The failure to detect possible persisting problems from one or two previous concussions is probably not due to inadequate sensitivity of the computerised screening measure. Cognitive decrements associated with mild depression,54 attention deficit/hyperactivity disorder,55 and, of course, sports concussion have been reported in studies using this screening battery. The following are some recent examples of the sensitivity of ImPACT to concussions in athletes: (a) high school athletes with grade I (“ding”) concussions showed a decline in memory one to three days after the injury followed by a return to baseline at 5–10 days after the injury13; (b) concussed athletes reporting headaches one week after the injury had slower reaction times and lower memory scores than concussed athletes who did not report headaches53; (c) concussed athletes reporting perceived “fogginess” one week after the injury had slower reaction times, reduced processing speed, and lower memory scores than concussed athletes who did not report fogginess.52

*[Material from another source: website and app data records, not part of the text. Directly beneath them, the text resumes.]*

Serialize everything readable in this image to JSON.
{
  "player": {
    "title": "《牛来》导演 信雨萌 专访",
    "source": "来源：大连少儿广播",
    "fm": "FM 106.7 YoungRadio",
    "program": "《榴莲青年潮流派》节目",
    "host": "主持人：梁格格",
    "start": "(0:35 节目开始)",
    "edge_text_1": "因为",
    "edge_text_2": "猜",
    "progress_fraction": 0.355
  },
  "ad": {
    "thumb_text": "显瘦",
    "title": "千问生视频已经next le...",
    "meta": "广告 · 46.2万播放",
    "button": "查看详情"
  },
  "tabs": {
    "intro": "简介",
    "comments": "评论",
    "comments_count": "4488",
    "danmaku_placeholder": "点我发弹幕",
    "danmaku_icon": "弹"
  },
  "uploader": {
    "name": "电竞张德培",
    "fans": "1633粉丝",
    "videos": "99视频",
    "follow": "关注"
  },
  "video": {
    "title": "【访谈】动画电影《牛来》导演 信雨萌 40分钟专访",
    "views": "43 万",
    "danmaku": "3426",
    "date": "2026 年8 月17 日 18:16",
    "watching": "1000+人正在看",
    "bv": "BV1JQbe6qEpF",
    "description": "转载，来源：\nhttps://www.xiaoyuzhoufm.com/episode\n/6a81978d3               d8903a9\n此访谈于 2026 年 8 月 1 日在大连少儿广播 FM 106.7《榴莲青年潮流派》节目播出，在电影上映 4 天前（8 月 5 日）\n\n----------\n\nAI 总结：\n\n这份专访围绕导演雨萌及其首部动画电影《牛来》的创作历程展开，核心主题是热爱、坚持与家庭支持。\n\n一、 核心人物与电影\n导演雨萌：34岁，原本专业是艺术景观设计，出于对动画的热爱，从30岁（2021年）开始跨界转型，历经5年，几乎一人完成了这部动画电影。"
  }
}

Similar to the present study, Macciocchi et al25 and Moser and Schatz26 did not find obvious cumulative effects of concussions on neuropsychological functioning or symptom reporting. However, small sample sizes and equivocal results26 make it difficult to accurately interpret these studies. On the other hand, results from other studies suggest that there are cumulative effects from three or more concussions on the severity of on‐field markers23 and recovery from symptoms,19 as well as neurophysiological21 and neuropsychological22 functioning. Clearly, more research is required before definitive conclusions can be drawn and evidence based practice guidelines, which are very much needed,56 can be established.
Competing interests: none declared